Of course, some of these shortcomings could be diminished somewhat if (like aspects of the DACA proposal) the new plan is subsequently amended. For example, a future version could graft in a more precise definition for "best efforts" service, perhaps mirroring the language the Telecommunications Act of 1996 uses to determine the evolving level of basic phone services that will be supported by universal service funds. In particular, section 254(c) attempts to provide rough, outer limits on how quickly the service definition can evolve, instructing the FCC to consider what services are "essential to education, public health, or public safety" that also "have, through the operation of market choices by customers, been subscribed to by a substantial majority of residential customers." There may be language preferable to this, but the point would be to minimize the risk of regulatory uncertainty and gaming in defining the service, while ensuring that the "best efforts" service is no more burdensome than necessary.

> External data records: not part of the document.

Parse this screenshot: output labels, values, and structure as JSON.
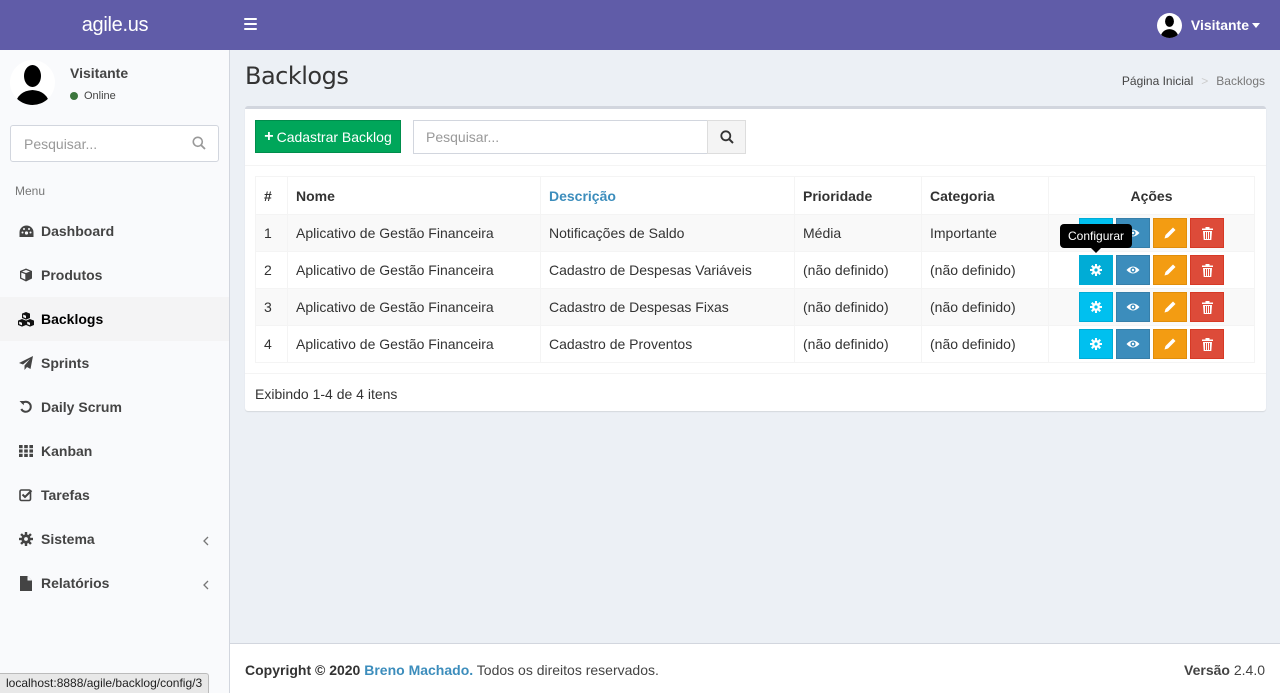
{
  "app": {
    "logo": "agile.us"
  },
  "header": {
    "user_name": "Visitante"
  },
  "sidebar": {
    "user_name": "Visitante",
    "user_status": "Online",
    "search_placeholder": "Pesquisar...",
    "menu_header": "Menu",
    "items": [
      {
        "label": "Dashboard",
        "icon": "dashboard-icon"
      },
      {
        "label": "Produtos",
        "icon": "cube-icon"
      },
      {
        "label": "Backlogs",
        "icon": "cubes-icon",
        "active": true
      },
      {
        "label": "Sprints",
        "icon": "paper-plane-icon"
      },
      {
        "label": "Daily Scrum",
        "icon": "rotate-icon"
      },
      {
        "label": "Kanban",
        "icon": "grid-icon"
      },
      {
        "label": "Tarefas",
        "icon": "checkbox-icon"
      },
      {
        "label": "Sistema",
        "icon": "gear-icon",
        "has_submenu": true
      },
      {
        "label": "Relatórios",
        "icon": "file-icon",
        "has_submenu": true
      }
    ]
  },
  "page": {
    "title": "Backlogs",
    "breadcrumb": [
      "Página Inicial",
      "Backlogs"
    ]
  },
  "toolbar": {
    "new_button": "Cadastrar Backlog",
    "search_placeholder": "Pesquisar..."
  },
  "table": {
    "columns": [
      "#",
      "Nome",
      "Descrição",
      "Prioridade",
      "Categoria",
      "Ações"
    ],
    "sortable_column": "Descrição",
    "rows": [
      {
        "id": "1",
        "nome": "Aplicativo de Gestão Financeira",
        "descricao": "Notificações de Saldo",
        "prioridade": "Média",
        "categoria": "Importante"
      },
      {
        "id": "2",
        "nome": "Aplicativo de Gestão Financeira",
        "descricao": "Cadastro de Despesas Variáveis",
        "prioridade": "(não definido)",
        "categoria": "(não definido)"
      },
      {
        "id": "3",
        "nome": "Aplicativo de Gestão Financeira",
        "descricao": "Cadastro de Despesas Fixas",
        "prioridade": "(não definido)",
        "categoria": "(não definido)"
      },
      {
        "id": "4",
        "nome": "Aplicativo de Gestão Financeira",
        "descricao": "Cadastro de Proventos",
        "prioridade": "(não definido)",
        "categoria": "(não definido)"
      }
    ],
    "actions": [
      "config",
      "view",
      "edit",
      "delete"
    ],
    "tooltip": "Configurar",
    "summary": "Exibindo 1-4 de 4 itens"
  },
  "footer": {
    "copyright_prefix": "Copyright © 2020",
    "author": "Breno Machado.",
    "rights": "Todos os direitos reservados.",
    "version_label": "Versão",
    "version": "2.4.0"
  },
  "browser_status": "localhost:8888/agile/backlog/config/3",
  "colors": {
    "header": "#605ca8",
    "success": "#00a65a",
    "info": "#00c0ef",
    "primary": "#3c8dbc",
    "warning": "#f39c12",
    "danger": "#dd4b39"
  }
}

An analytically "cleaner" version of the plan also might eliminate the labeling requirement and rely primarily on the depreciation and tax benefits as incentives for providing the "best efforts" service. If the plan's main point is to encourage the availability of a basic, "open" broadband offering, that can be achieved without incurring the potential problems associated with the labeling requirement (or, for that matter, the disclosure requirement). Competitive choices, after all, are the best way to promote consumers' interests, which the plan might expand by enticing networks to provide "best efforts" offerings in exchange for depreciation and tax incentives.
Finally, the plan could be improved by clarifying that "best efforts" offerings should be factored into competitive analyses. Specifically, the plan could note that expanding competitive analyses in this manner may make it harder to prove that a network owner has abused market power, at least with respect to the many applications (e.g., e-mail, file downloads) that will work comparably well over either a "best efforts" service or a "managed" service. This approach would not preclude a finding of market power in all circumstances; providers theoretically could be found to possess market power with respect to services that function appreciably better in the â€œmanagedâ€ context than in the â€œbest effortsâ€ context. Admittedly, the change I suggest would not eliminate the underlying issue of whether the FCC is well-suited to police anticompetitive conduct. But, as with consumer protection, this implementation concern takes little away from the plan's advantages if policymakers are open either to reforming the agency or assigning the task of competition policy to another agency like the FTC.
The most important point here is that we should avoid making the perfect the enemy of the good. In order to make meaningful progress in resolving the debate surrounding network neutrality, experts like Weiser and Atkinson must continue to put forth concrete and thoughtful proposals like this one that give neither network owners nor other Internet companies a free ride. The authors have given birth to a plan with clear advantages over efforts to prohibit networks from treating content and applications companies differently, even when such treatment does not thwart competition or otherwise harm consumers. So even those of us who oppose network neutrality regulation at this time should consider this "baby" closely before throwing it out with the bath water.